__What is expected__: Each record is to be reproduced verbatim.

App and web page records:

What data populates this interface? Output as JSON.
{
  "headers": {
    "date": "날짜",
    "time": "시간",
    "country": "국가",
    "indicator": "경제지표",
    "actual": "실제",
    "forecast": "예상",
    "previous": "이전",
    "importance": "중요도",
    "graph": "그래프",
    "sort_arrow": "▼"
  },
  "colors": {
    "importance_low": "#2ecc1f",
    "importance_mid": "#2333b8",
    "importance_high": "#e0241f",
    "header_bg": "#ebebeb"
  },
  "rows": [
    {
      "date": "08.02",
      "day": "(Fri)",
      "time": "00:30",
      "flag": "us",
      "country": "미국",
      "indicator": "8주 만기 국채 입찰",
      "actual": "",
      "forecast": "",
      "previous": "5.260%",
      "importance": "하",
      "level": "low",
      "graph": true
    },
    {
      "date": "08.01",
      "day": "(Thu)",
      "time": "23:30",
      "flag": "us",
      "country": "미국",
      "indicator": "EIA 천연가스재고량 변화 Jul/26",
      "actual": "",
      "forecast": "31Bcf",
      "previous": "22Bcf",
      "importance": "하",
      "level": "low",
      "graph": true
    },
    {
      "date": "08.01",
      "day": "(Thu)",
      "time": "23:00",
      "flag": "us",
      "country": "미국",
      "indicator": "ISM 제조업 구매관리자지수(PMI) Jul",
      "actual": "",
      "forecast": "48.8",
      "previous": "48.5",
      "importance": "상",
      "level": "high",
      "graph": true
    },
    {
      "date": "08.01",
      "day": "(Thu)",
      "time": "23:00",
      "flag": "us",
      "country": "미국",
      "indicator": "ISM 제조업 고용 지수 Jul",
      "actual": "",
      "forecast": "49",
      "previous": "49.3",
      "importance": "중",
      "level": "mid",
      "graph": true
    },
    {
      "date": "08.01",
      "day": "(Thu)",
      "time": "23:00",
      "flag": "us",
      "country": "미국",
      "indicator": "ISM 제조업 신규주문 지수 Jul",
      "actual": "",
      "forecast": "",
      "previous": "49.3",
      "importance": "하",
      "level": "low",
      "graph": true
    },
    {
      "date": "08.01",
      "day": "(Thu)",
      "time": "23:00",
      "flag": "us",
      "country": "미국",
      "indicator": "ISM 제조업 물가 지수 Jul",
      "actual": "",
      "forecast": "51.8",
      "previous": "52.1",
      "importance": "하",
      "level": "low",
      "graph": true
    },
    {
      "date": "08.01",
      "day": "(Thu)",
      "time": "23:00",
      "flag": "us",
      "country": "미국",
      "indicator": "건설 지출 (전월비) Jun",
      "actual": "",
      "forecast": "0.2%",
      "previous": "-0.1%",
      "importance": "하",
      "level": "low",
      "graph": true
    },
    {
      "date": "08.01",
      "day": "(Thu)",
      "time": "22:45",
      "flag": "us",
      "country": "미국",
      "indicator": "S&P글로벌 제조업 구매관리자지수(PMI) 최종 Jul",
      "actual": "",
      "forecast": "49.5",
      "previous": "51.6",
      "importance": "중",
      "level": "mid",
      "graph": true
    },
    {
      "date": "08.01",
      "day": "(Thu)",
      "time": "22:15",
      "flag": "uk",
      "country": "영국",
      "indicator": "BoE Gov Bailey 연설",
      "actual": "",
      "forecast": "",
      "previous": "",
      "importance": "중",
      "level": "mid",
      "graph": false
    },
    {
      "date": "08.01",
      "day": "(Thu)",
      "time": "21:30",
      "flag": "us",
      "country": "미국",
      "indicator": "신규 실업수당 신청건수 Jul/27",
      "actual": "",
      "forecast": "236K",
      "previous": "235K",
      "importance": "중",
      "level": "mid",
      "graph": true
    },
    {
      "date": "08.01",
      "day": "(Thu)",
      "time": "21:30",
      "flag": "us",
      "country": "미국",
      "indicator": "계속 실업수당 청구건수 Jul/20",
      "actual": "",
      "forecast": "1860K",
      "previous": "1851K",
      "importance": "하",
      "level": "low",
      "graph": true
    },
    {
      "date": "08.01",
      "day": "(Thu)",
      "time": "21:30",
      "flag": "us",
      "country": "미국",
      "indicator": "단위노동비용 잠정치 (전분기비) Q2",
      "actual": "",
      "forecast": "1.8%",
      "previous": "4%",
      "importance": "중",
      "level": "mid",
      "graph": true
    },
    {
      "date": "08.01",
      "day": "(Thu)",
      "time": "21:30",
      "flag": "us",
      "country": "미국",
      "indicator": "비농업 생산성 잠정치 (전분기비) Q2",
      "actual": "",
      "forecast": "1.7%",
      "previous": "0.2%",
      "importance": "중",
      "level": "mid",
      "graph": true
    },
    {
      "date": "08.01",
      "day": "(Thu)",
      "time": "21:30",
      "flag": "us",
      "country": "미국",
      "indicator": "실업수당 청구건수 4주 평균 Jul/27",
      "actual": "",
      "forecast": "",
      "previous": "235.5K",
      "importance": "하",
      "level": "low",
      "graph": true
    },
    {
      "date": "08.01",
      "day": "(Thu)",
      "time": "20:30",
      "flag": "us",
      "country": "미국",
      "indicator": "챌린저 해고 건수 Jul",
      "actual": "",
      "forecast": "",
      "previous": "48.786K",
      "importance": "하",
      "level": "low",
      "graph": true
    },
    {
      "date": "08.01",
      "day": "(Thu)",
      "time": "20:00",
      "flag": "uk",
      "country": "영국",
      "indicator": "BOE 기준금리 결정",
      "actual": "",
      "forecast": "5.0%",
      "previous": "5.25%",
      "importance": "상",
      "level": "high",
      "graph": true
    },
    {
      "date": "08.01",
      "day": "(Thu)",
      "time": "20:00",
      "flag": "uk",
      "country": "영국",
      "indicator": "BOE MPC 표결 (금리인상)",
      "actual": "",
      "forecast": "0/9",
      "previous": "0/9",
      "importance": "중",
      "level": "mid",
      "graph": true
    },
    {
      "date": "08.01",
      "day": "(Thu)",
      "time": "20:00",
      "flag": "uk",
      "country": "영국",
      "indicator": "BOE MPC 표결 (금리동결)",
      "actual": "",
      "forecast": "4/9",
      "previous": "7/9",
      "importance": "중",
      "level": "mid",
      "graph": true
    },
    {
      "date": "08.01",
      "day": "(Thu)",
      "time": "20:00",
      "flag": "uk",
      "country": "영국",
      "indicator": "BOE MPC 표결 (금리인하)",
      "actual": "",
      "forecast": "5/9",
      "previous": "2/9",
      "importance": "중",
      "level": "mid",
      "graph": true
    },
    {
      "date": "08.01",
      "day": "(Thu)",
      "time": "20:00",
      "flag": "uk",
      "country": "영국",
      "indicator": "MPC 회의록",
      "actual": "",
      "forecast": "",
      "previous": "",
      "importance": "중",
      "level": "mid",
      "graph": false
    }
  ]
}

__Answer to this exercise__:
What data populates this interface? Output as JSON.
{
  "headers": {
    "date": "날짜",
    "time": "시간",
    "country": "국가",
    "indicator": "경제지표",
    "actual": "실제",
    "forecast": "예상",
    "previous": "이전",
    "importance": "중요도",
    "graph": "그래프",
    "sort_arrow": "▼"
  },
  "colors": {
    "importance_low": "#2ecc1f",
    "importance_mid": "#2333b8",
    "importance_high": "#e0241f",
    "header_bg": "#ebebeb"
  },
  "rows": [
    {
      "date": "08.02",
      "day": "(Fri)",
      "time": "00:30",
      "flag": "us",
      "country": "미국",
      "indicator": "8주 만기 국채 입찰",
      "actual": "",
      "forecast": "",
      "previous": "5.260%",
      "importance": "하",
      "level": "low",
      "graph": true
    },
    {
      "date": "08.01",
      "day": "(Thu)",
      "time": "23:30",
      "flag": "us",
      "country": "미국",
      "indicator": "EIA 천연가스재고량 변화 Jul/26",
      "actual": "",
      "forecast": "31Bcf",
      "previous": "22Bcf",
      "importance": "하",
      "level": "low",
      "graph": true
    },
    {
      "date": "08.01",
      "day": "(Thu)",
      "time": "23:00",
      "flag": "us",
      "country": "미국",
      "indicator": "ISM 제조업 구매관리자지수(PMI) Jul",
      "actual": "",
      "forecast": "48.8",
      "previous": "48.5",
      "importance": "상",
      "level": "high",
      "graph": true
    },
    {
      "date": "08.01",
      "day": "(Thu)",
      "time": "23:00",
      "flag": "us",
      "country": "미국",
      "indicator": "ISM 제조업 고용 지수 Jul",
      "actual": "",
      "forecast": "49",
      "previous": "49.3",
      "importance": "중",
      "level": "mid",
      "graph": true
    },
    {
      "date": "08.01",
      "day": "(Thu)",
      "time": "23:00",
      "flag": "us",
      "country": "미국",
      "indicator": "ISM 제조업 신규주문 지수 Jul",
      "actual": "",
      "forecast": "",
      "previous": "49.3",
      "importance": "하",
      "level": "low",
      "graph": true
    },
    {
      "date": "08.01",
      "day": "(Thu)",
      "time": "23:00",
      "flag": "us",
      "country": "미국",
      "indicator": "ISM 제조업 물가 지수 Jul",
      "actual": "",
      "forecast": "51.8",
      "previous": "52.1",
      "importance": "하",
      "level": "low",
      "graph": true
    },
    {
      "date": "08.01",
      "day": "(Thu)",
      "time": "23:00",
      "flag": "us",
      "country": "미국",
      "indicator": "건설 지출 (전월비) Jun",
      "actual": "",
      "forecast": "0.2%",
      "previous": "-0.1%",
      "importance": "하",
      "level": "low",
      "graph": true
    },
    {
      "date": "08.01",
      "day": "(Thu)",
      "time": "22:45",
      "flag": "us",
      "country": "미국",
      "indicator": "S&P글로벌 제조업 구매관리자지수(PMI) 최종 Jul",
      "actual": "",
      "forecast": "49.5",
      "previous": "51.6",
      "importance": "중",
      "level": "mid",
      "graph": true
    },
    {
      "date": "08.01",
      "day": "(Thu)",
      "time": "22:15",
      "flag": "uk",
      "country": "영국",
      "indicator": "BoE Gov Bailey 연설",
      "actual": "",
      "forecast": "",
      "previous": "",
      "importance": "중",
      "level": "mid",
      "graph": false
    },
    {
      "date": "08.01",
      "day": "(Thu)",
      "time": "21:30",
      "flag": "us",
      "country": "미국",
      "indicator": "신규 실업수당 신청건수 Jul/27",
      "actual": "",
      "forecast": "236K",
      "previous": "235K",
      "importance": "중",
      "level": "mid",
      "graph": true
    },
    {
      "date": "08.01",
      "day": "(Thu)",
      "time": "21:30",
      "flag": "us",
      "country": "미국",
      "indicator": "계속 실업수당 청구건수 Jul/20",
      "actual": "",
      "forecast": "1860K",
      "previous": "1851K",
      "importance": "하",
      "level": "low",
      "graph": true
    },
    {
      "date": "08.01",
      "day": "(Thu)",
      "time": "21:30",
      "flag": "us",
      "country": "미국",
      "indicator": "단위노동비용 잠정치 (전분기비) Q2",
      "actual": "",
      "forecast": "1.8%",
      "previous": "4%",
      "importance": "중",
      "level": "mid",
      "graph": true
    },
    {
      "date": "08.01",
      "day": "(Thu)",
      "time": "21:30",
      "flag": "us",
      "country": "미국",
      "indicator": "비농업 생산성 잠정치 (전분기비) Q2",
      "actual": "",
      "forecast": "1.7%",
      "previous": "0.2%",
      "importance": "중",
      "level": "mid",
      "graph": true
    },
    {
      "date": "08.01",
      "day": "(Thu)",
      "time": "21:30",
      "flag": "us",
      "country": "미국",
      "indicator": "실업수당 청구건수 4주 평균 Jul/27",
      "actual": "",
      "forecast": "",
      "previous": "235.5K",
      "importance": "하",
      "level": "low",
      "graph": true
    },
    {
      "date": "08.01",
      "day": "(Thu)",
      "time": "20:30",
      "flag": "us",
      "country": "미국",
      "indicator": "챌린저 해고 건수 Jul",
      "actual": "",
      "forecast": "",
      "previous": "48.786K",
      "importance": "하",
      "level": "low",
      "graph": true
    },
    {
      "date": "08.01",
      "day": "(Thu)",
      "time": "20:00",
      "flag": "uk",
      "country": "영국",
      "indicator": "BOE 기준금리 결정",
      "actual": "",
      "forecast": "5.0%",
      "previous": "5.25%",
      "importance": "상",
      "level": "high",
      "graph": true
    },
    {
      "date": "08.01",
      "day": "(Thu)",
      "time": "20:00",
      "flag": "uk",
      "country": "영국",
      "indicator": "BOE MPC 표결 (금리인상)",
      "actual": "",
      "forecast": "0/9",
      "previous": "0/9",
      "importance": "중",
      "level": "mid",
      "graph": true
    },
    {
      "date": "08.01",
      "day": "(Thu)",
      "time": "20:00",
      "flag": "uk",
      "country": "영국",
      "indicator": "BOE MPC 표결 (금리동결)",
      "actual": "",
      "forecast": "4/9",
      "previous": "7/9",
      "importance": "중",
      "level": "mid",
      "graph": true
    },
    {
      "date": "08.01",
      "day": "(Thu)",
      "time": "20:00",
      "flag": "uk",
      "country": "영국",
      "indicator": "BOE MPC 표결 (금리인하)",
      "actual": "",
      "forecast": "5/9",
      "previous": "2/9",
      "importance": "중",
      "level": "mid",
      "graph": true
    },
    {
      "date": "08.01",
      "day": "(Thu)",
      "time": "20:00",
      "flag": "uk",
      "country": "영국",
      "indicator": "MPC 회의록",
      "actual": "",
      "forecast": "",
      "previous": "",
      "importance": "중",
      "level": "mid",
      "graph": false
    }
  ]
}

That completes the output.